MacLehose, who has overseen Sam Taylor’s seamless translation, describes The Truth About the Harry Quebert Affair as “a kind of reader’s dream. I hadn’t read a book as cleverly contrived as that for a very long time. People are going to measure other books by what he has done here.” He chuckles a little when I say how much it reminded me of Twin Peaks. “I told Joël: don’t let Fallois sell the film rights until he has explored the possibility of a 20-part television series.”
Is it a French book, or is it an American book? And now that you can read the novel in English, does it make any difference? Dicker has been quite relaxed about the translation, and says he was happy to let the editors of the American edition (to be published by Penguin) change things they thought rang false. “It’s your territory,” he told them. But MacLehose advised him to be cautious. “He said, it’s a French book, set in the United States.” And that may be part of its success: Dicker is simply telling a story, not trying to be something else. The French edition contains no American jargon or slang. When asked if he was inspired by American film or TV, Dicker admits that he had not even seen Twin Peaks until so many people compared his book to it that he was forced to find out what they were talking about. He is not a film buff. If you prod him for literary role models he comes up with Romain Gary, then Marguerite Yourcenar and Marguerite Duras. He enjoys American literature, of course – “Steinbeck, Roth…” he says with a shrug – but this novel has sprung from that peculiar mix of an all-American setting and 20th-century French storytelling. It is a whole new thing.
Dicker tries to make light of his strangely peripatetic life. There are only, he says, “minor annoyances within a much greater joy”, and wherever he is, there is always Skype. “My day-to-day life hasn’t really changed,” he says, meaning that his friends are the same and his girlfriend is the same and he doesn’t live on a metaphorical red carpet. But surely now, I suggest, there is no day-to-day life? He smiles, and gives up. “No,” he repeats quietly, “There is no day-to-day life.”
‚The Truth About the Harry Quebert Affair‘ by Joël Dicker will be published by MacLehose Press in May
There were only two complete English translations of the Shōbōgenzō previous to this version: Gudo Nishijima and Chodo Cross’s Master Dōgen’s Shōbōgenzō in four volumes (available from Windbell Publications) and Shobogenzo, The Eye and Treasury of the True Law, by Kosen Nishiyama and John Stevens. There are many translations of sections of the Shōbōgenzō. There are also many commentaries on Dōgen and his work. A search on this website will uncover articles on Dōgen and his teachings.The Gudo Nishijima and Chodo Cross’s Master Dōgen’s Shōbōgenzō in four volumes is now available for download for free, courtesy of the BDK English Tripitaka Project. (click on the Digital Text link) You can download from their site or from thezensite: Dogen Teachings pageThe Complete Shōbōgenzō is available here (this site) and here from Shasta Abbey, translated by Rev. Hubert Nearman.

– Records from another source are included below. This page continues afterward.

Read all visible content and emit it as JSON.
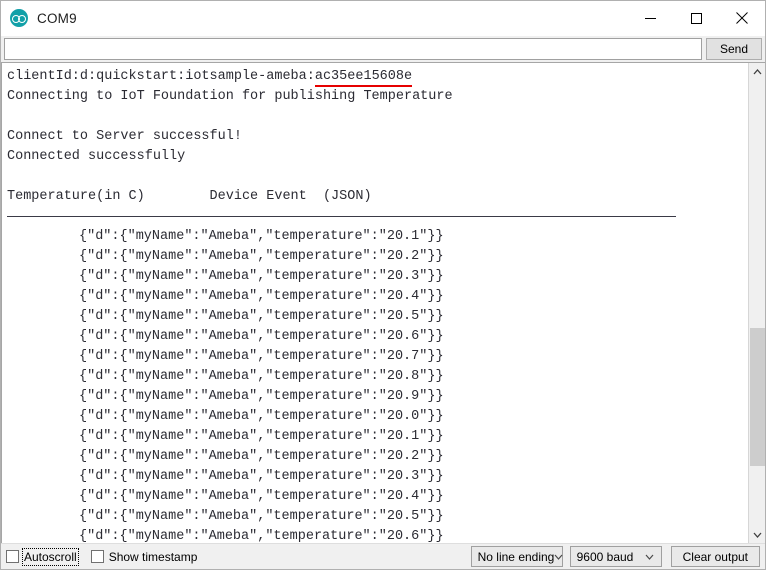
{
  "window": {
    "title": "COM9",
    "icon": "arduino-logo-icon",
    "controls": {
      "minimize": "minimize-icon",
      "maximize": "maximize-icon",
      "close": "close-icon"
    }
  },
  "send_row": {
    "input_value": "",
    "input_placeholder": "",
    "send_label": "Send"
  },
  "console": {
    "header_lines": [
      {
        "text": "clientId:d:quickstart:iotsample-ameba:",
        "underlined_text": "ac35ee15608e"
      },
      {
        "text": "Connecting to IoT Foundation for publishing Temperature"
      },
      {
        "text": ""
      },
      {
        "text": "Connect to Server successful!"
      },
      {
        "text": "Connected successfully"
      },
      {
        "text": ""
      },
      {
        "text": "Temperature(in C)        Device Event  (JSON)"
      }
    ],
    "separator": true,
    "device_name": "Ameba",
    "temperatures": [
      "20.1",
      "20.2",
      "20.3",
      "20.4",
      "20.5",
      "20.6",
      "20.7",
      "20.8",
      "20.9",
      "20.0",
      "20.1",
      "20.2",
      "20.3",
      "20.4",
      "20.5",
      "20.6"
    ],
    "event_template_prefix": "{\"d\":{\"myName\":\"",
    "event_template_middle": "\",\"temperature\":\"",
    "event_template_suffix": "\"}}"
  },
  "scrollbar": {
    "up_icon": "chevron-up-icon",
    "down_icon": "chevron-down-icon",
    "thumb": "scrollbar-thumb"
  },
  "statusbar": {
    "autoscroll_label": "Autoscroll",
    "autoscroll_checked": false,
    "show_timestamp_label": "Show timestamp",
    "show_timestamp_checked": false,
    "line_ending_value": "No line ending",
    "baud_value": "9600 baud",
    "clear_output_label": "Clear output"
  },
  "colors": {
    "accent_teal": "#12a0a8",
    "underline_red": "#e60000",
    "window_chrome": "#f0f0f0",
    "console_bg": "#ffffff",
    "console_text": "#2b2b33"
  }
}
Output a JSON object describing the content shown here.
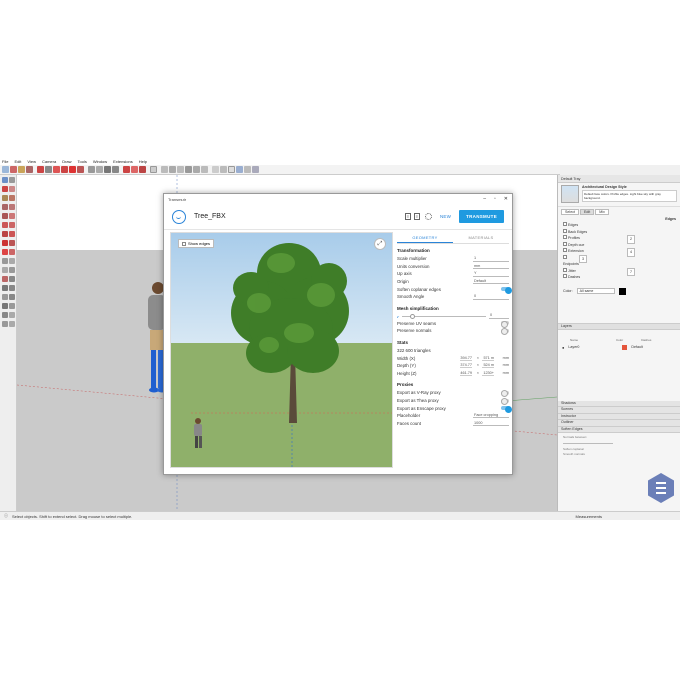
{
  "menubar": [
    "File",
    "Edit",
    "View",
    "Camera",
    "Draw",
    "Tools",
    "Window",
    "Extensions",
    "Help"
  ],
  "statusbar": {
    "text": "Select objects. Shift to extend select. Drag mouse to select multiple.",
    "measurements": "Measurements"
  },
  "rightpanel": {
    "tray_title": "Default Tray",
    "style_name": "Architectural Design Style",
    "style_desc": "Default face colors. Profile edges. Light blue sky with gray background.",
    "tabs": [
      "Select",
      "Edit",
      "Mix"
    ],
    "edges_label": "Edges",
    "edge_settings": [
      "Edges",
      "Back Edges",
      "Profiles",
      "Depth cue",
      "Extension",
      "Endpoints",
      "Jitter",
      "Dashes"
    ],
    "edge_values": [
      "2",
      "4",
      "3",
      "7"
    ],
    "color_label": "Color:",
    "color_value": "All same",
    "layers_title": "Layers",
    "layers_cols": [
      "Name",
      "Color",
      "Dashes"
    ],
    "layer_name": "Layer0",
    "layer_dash": "Default",
    "collapsed_panels": [
      "Shadows",
      "Scenes",
      "Instructor",
      "Outliner",
      "Soften Edges"
    ],
    "soften_options": [
      "Normals between:",
      "Soften coplanar",
      "Smooth normals"
    ]
  },
  "dialog": {
    "app_title": "Transmutr",
    "asset_name": "Tree_FBX",
    "new_label": "NEW",
    "transmute_label": "TRANSMUTE",
    "show_edges": "Show edges",
    "tabs": [
      "GEOMETRY",
      "MATERIALS"
    ],
    "transformation": {
      "title": "Transformation",
      "rows": [
        {
          "label": "Scale multiplier",
          "value": "1"
        },
        {
          "label": "Units conversion",
          "value": "mm"
        },
        {
          "label": "Up axis",
          "value": "Y"
        },
        {
          "label": "Origin",
          "value": "Default"
        }
      ],
      "soften_label": "Soften coplanar edges",
      "smooth_label": "Smooth Angle",
      "smooth_value": "0"
    },
    "mesh": {
      "title": "Mesh simplification",
      "slider_value": "0",
      "preserve_uv": "Preserve UV seams",
      "preserve_normals": "Preserve normals"
    },
    "stats": {
      "title": "Stats",
      "triangles": "322 600 triangles",
      "width_label": "Width (X)",
      "width_vals": [
        "394.77",
        "×",
        "571 m",
        "mm"
      ],
      "depth_label": "Depth (Y)",
      "depth_vals": [
        "374.77",
        "×",
        "524 m",
        "mm"
      ],
      "height_label": "Height (Z)",
      "height_vals": [
        "461.79",
        "×",
        "1230+",
        "mm"
      ]
    },
    "proxies": {
      "title": "Proxies",
      "vray": "Export as V-Ray proxy",
      "thea": "Export as Thea proxy",
      "enscape": "Export as Enscape proxy",
      "placeholder_label": "Placeholder",
      "placeholder_value": "Face cropping",
      "faces_label": "Faces count",
      "faces_value": "1000"
    }
  },
  "colors": {
    "accent": "#1f9ae0",
    "layer_color": "#e4553c"
  }
}
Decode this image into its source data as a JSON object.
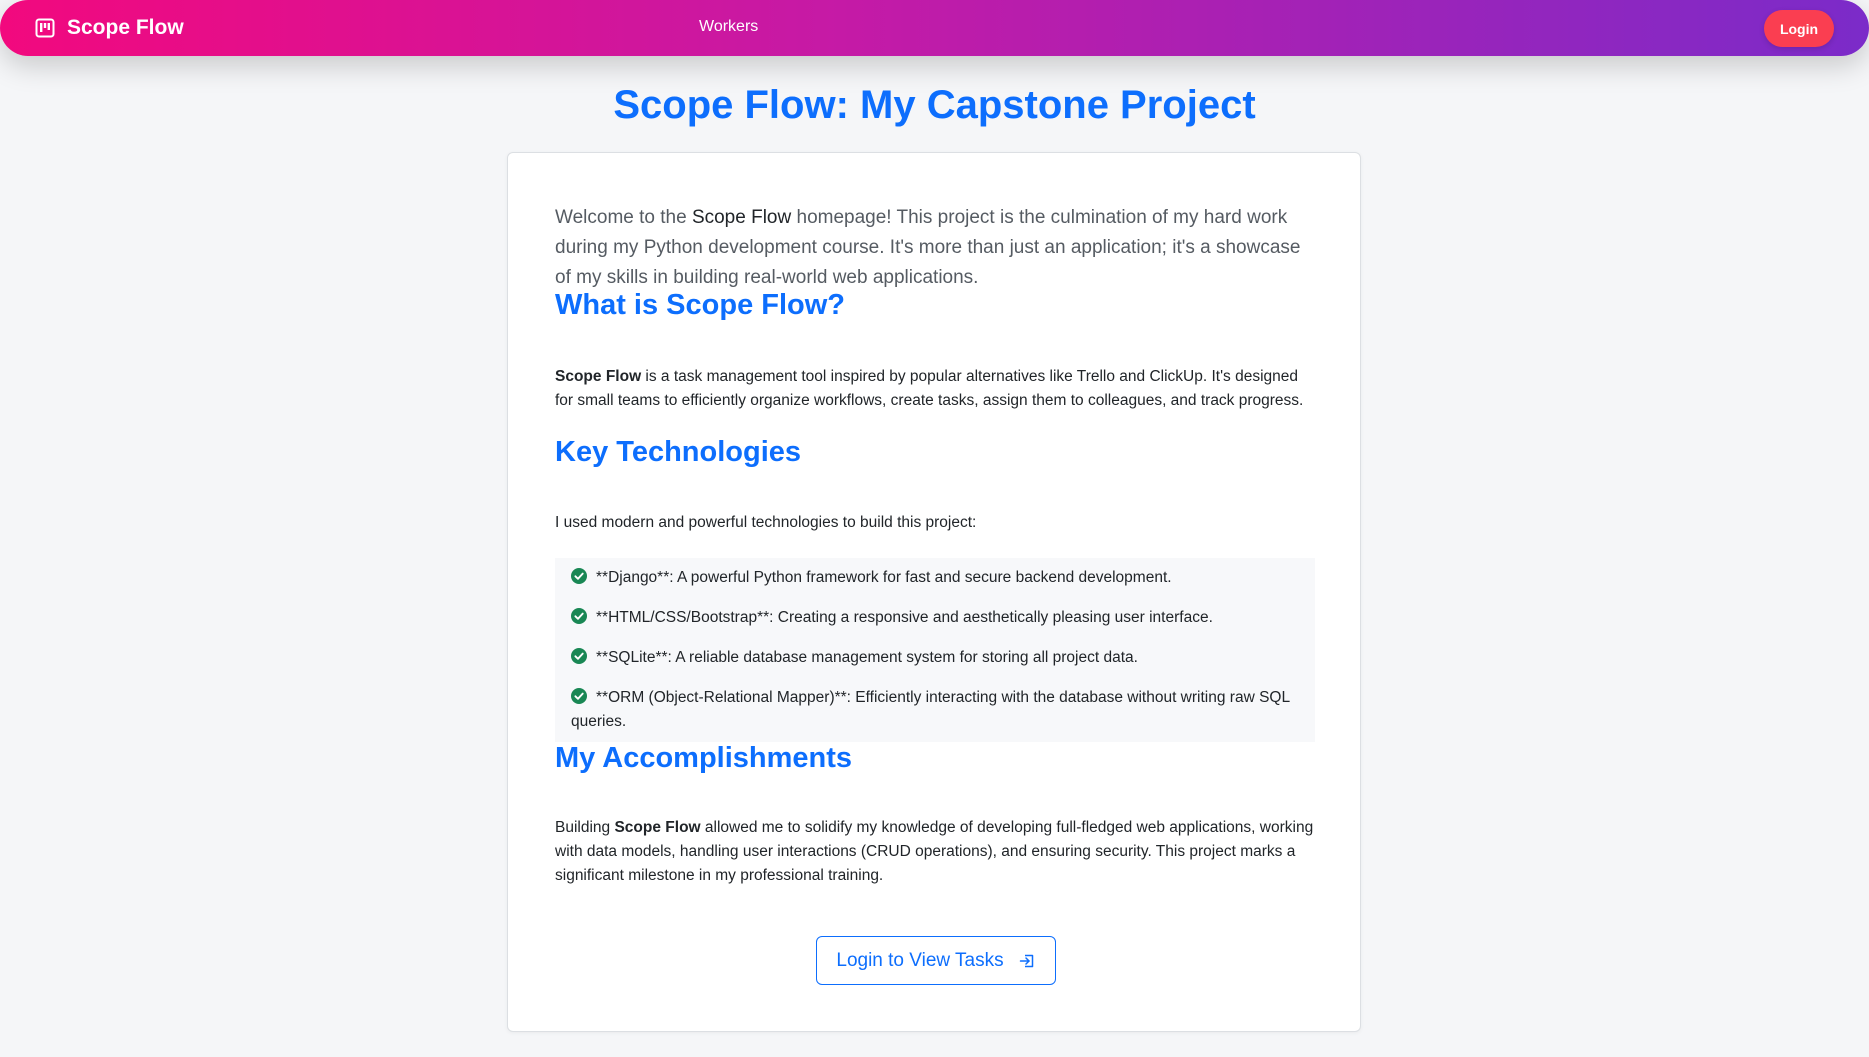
{
  "nav": {
    "brand": "Scope Flow",
    "brand_icon": "kanban-icon",
    "links": [
      "Workers"
    ],
    "login_label": "Login",
    "gradient": [
      "#f2097e",
      "#7b2bc9"
    ],
    "login_color": "#fa3e51"
  },
  "page": {
    "title": "Scope Flow: My Capstone Project",
    "accent": "#0d6efd"
  },
  "intro": {
    "before": "Welcome to the ",
    "strong": "Scope Flow",
    "after": " homepage! This project is the culmination of my hard work during my Python development course. It's more than just an application; it's a showcase of my skills in building real-world web applications."
  },
  "what": {
    "title": "What is Scope Flow?",
    "strong": "Scope Flow",
    "text": " is a task management tool inspired by popular alternatives like Trello and ClickUp. It's designed for small teams to efficiently organize workflows, create tasks, assign them to colleagues, and track progress."
  },
  "tech": {
    "title": "Key Technologies",
    "intro": "I used modern and powerful technologies to build this project:",
    "check_icon": "check-circle-icon",
    "check_color": "#198754",
    "items": [
      "**Django**: A powerful Python framework for fast and secure backend development.",
      "**HTML/CSS/Bootstrap**: Creating a responsive and aesthetically pleasing user interface.",
      "**SQLite**: A reliable database management system for storing all project data.",
      "**ORM (Object-Relational Mapper)**: Efficiently interacting with the database without writing raw SQL queries."
    ]
  },
  "accomplishments": {
    "title": "My Accomplishments",
    "before": "Building ",
    "strong": "Scope Flow",
    "after": " allowed me to solidify my knowledge of developing full-fledged web applications, working with data models, handling user interactions (CRUD operations), and ensuring security. This project marks a significant milestone in my professional training."
  },
  "cta": {
    "label": "Login to View Tasks",
    "icon": "box-arrow-in-right-icon"
  }
}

WARNING: the complete text is 1144 pages in .pdf and 8, 675 Kb. Not recommended for dial-up modems. If you have difficulty downloading this from this website, try the Shasta Abbey link. Below are links to each of the 96 chapters and other parts of the book. All pages are in .pdf format.)